Interpretive Summary: Lighting programs for broilers have traditionally employed continuous or near-continuous daylength for chicks through the first week of life to ensure chicks can successfully locate feed and water. Eye development can benefit from longer dark periods, but daylength research in broilers has not typically examined the post-hatch period. This study examines the effect of a longer dark period applied during the first 7 days post-hatch on live performance. Two different daylength treatments 20 vs. 23 hours were used from from day-of-hatch. Live performance including crop fill, body weight, feed consumption, and feed conversion were not affected by daylength. Reduced daylength may be implemented as early as day-of-hatch without any compromise in performance.
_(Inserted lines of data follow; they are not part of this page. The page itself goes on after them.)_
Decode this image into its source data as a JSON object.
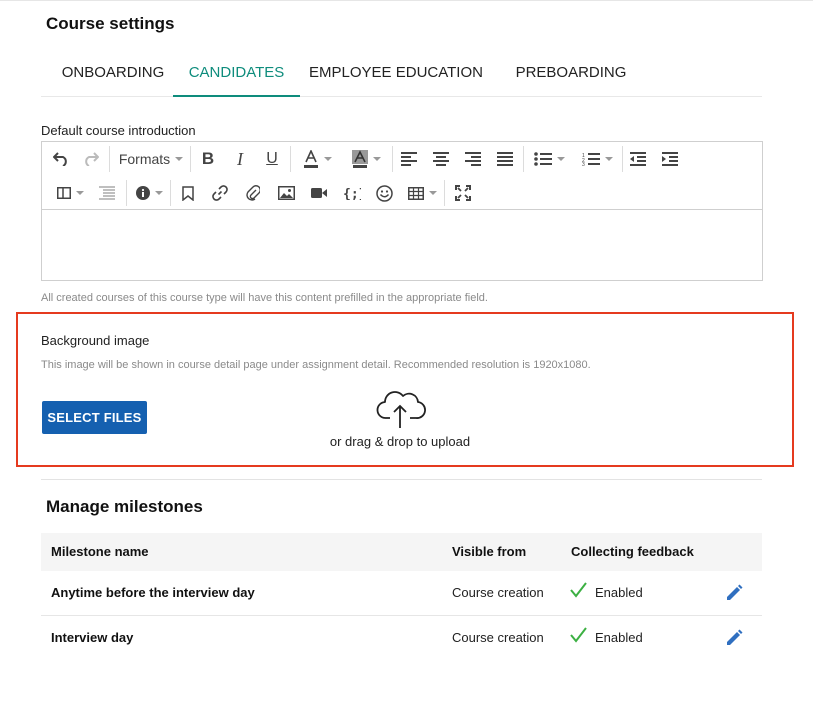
{
  "page": {
    "title": "Course settings"
  },
  "tabs": [
    {
      "label": "ONBOARDING",
      "active": false
    },
    {
      "label": "CANDIDATES",
      "active": true
    },
    {
      "label": "EMPLOYEE EDUCATION",
      "active": false
    },
    {
      "label": "PREBOARDING",
      "active": false
    }
  ],
  "intro": {
    "label": "Default course introduction",
    "formats_label": "Formats",
    "hint": "All created courses of this course type will have this content prefilled in the appropriate field.",
    "toolbar_icons": [
      "undo-icon",
      "redo-icon",
      "formats-dropdown",
      "bold-icon",
      "italic-icon",
      "underline-icon",
      "text-color-icon",
      "background-color-icon",
      "align-left-icon",
      "align-center-icon",
      "align-right-icon",
      "align-justify-icon",
      "bullet-list-icon",
      "numbered-list-icon",
      "outdent-icon",
      "indent-icon",
      "layout-icon",
      "block-list-icon",
      "info-icon",
      "bookmark-icon",
      "link-icon",
      "attachment-icon",
      "image-icon",
      "video-icon",
      "code-icon",
      "emoji-icon",
      "table-icon",
      "fullscreen-icon"
    ]
  },
  "background": {
    "title": "Background image",
    "description": "This image will be shown in course detail page under assignment detail. Recommended resolution is 1920x1080.",
    "select_label": "SELECT FILES",
    "drop_label": "or drag & drop to upload",
    "highlight_color": "#e53a1f"
  },
  "milestones": {
    "title": "Manage milestones",
    "headers": {
      "name": "Milestone name",
      "visible": "Visible from",
      "feedback": "Collecting feedback"
    },
    "rows": [
      {
        "name": "Anytime before the interview day",
        "visible": "Course creation",
        "feedback": "Enabled"
      },
      {
        "name": "Interview day",
        "visible": "Course creation",
        "feedback": "Enabled"
      }
    ]
  },
  "colors": {
    "accent": "#0e8c7c",
    "primary_button": "#1560b0",
    "check": "#3cb043",
    "edit_icon": "#2f6fc0"
  }
}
Technical Abstract: Lighting programs for broilers have traditionally employed continuous or near-continuous photoperiods for neonates through the first week of life to ensure chicks can successfully navigate the rearing environment for feed and water. Normal melatonin production and ocular development require a minimum of 4 h of darkness, yet photoperiod research in broilers has not typically examined the neonatal phase. This study examines the effect of a longer dark phase (scotophase) applied during the first 7 days post-hatch on live performance. A total of 384 Ross 708 broiler chickens were reared in two trials to 14 days of age using two different lighting program treatments (20L:4D vs 23L:1D) applied from day-of-hatch. No significant differences were observed between treatment groups for live performance parameters including body weight (BW), body weight gain (BWG), feed intake (FI), and feed conversion ratio (FCR). Crop fill rates were also assessed, and no significant differences were observed. Increased scotophase length may be implemented as early as day-of-hatch without any compromise in performance.